Elsewhere Lennon had remarked, “I always wanted to write Alice in Wonderland. I think I still have that as a secret ambition.”
James Thurber discovered a kindred spirit in Lewis Carroll’s “nonsense” poem “Jabberwocky” (1872), imitating its absurd distortion of language in his early poem “When the Linotyper Falls in Love”:
Tell me not in mournful muxbuz
Life is but an excvt bewtrpfg
For the soul of dzzftt that spblitz
And rubguppfg are not what they
In “What Do You Mean It Was Brillig?” (1939), Thurber lifts specific “Jabberwocky” language to convey an indescribable dialect: “In Della’s afternoon it is always brillig; she could outgrabe a mome rath on any wabe in the world. Only Lewis Carroll would have understood Della completely.”

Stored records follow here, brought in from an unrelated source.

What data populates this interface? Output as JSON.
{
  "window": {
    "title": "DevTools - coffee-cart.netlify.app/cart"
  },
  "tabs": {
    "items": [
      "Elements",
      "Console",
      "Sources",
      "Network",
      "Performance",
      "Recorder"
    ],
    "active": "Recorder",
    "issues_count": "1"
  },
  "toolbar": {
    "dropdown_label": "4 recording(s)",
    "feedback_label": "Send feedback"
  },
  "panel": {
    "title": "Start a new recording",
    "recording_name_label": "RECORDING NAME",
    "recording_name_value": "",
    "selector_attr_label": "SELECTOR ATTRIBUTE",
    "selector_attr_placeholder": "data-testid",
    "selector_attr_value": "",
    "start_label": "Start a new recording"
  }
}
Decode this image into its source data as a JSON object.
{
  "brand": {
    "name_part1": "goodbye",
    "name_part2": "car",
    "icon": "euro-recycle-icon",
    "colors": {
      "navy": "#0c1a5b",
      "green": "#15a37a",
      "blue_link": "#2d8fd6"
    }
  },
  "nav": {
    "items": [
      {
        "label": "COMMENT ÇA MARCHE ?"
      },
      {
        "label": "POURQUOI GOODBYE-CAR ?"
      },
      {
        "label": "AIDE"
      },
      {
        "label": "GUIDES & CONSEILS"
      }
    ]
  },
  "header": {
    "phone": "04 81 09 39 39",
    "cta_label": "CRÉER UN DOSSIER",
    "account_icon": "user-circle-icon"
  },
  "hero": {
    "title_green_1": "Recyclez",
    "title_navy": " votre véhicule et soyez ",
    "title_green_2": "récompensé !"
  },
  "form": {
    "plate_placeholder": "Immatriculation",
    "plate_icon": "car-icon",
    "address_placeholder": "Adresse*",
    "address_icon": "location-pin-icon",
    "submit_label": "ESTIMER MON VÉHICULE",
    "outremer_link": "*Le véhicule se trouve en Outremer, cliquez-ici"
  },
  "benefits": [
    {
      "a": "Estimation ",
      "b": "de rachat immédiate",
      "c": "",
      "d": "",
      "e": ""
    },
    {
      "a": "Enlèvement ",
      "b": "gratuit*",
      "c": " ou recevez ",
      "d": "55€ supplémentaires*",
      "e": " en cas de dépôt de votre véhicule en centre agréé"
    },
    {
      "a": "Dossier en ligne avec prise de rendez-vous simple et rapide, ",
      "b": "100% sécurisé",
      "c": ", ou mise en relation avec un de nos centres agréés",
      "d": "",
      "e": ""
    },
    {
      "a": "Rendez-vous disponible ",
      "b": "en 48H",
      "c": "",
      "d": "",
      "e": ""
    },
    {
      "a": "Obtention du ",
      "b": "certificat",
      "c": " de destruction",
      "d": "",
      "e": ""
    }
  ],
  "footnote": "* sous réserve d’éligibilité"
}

Carroll’s Alice’s Adventures in Wonderland bolstered Thurber’s fascination with odd perceptions, which began with his own poor eyesight. Seven-year-old Thurber severely injured his left eye in a game of William Tell. He eventually lost the eye but gained surreal awareness. His essay “The Admiral on the Wheel” (1936) claims it increased his imagination: “With perfect vision, one is inextricably trapped in the workaday world, a prisoner of reality…. The kingdom of the partly blind is a little like Oz, a little like Wonderland…. Anything you can think of, and a lot you never would think of, can happen there.”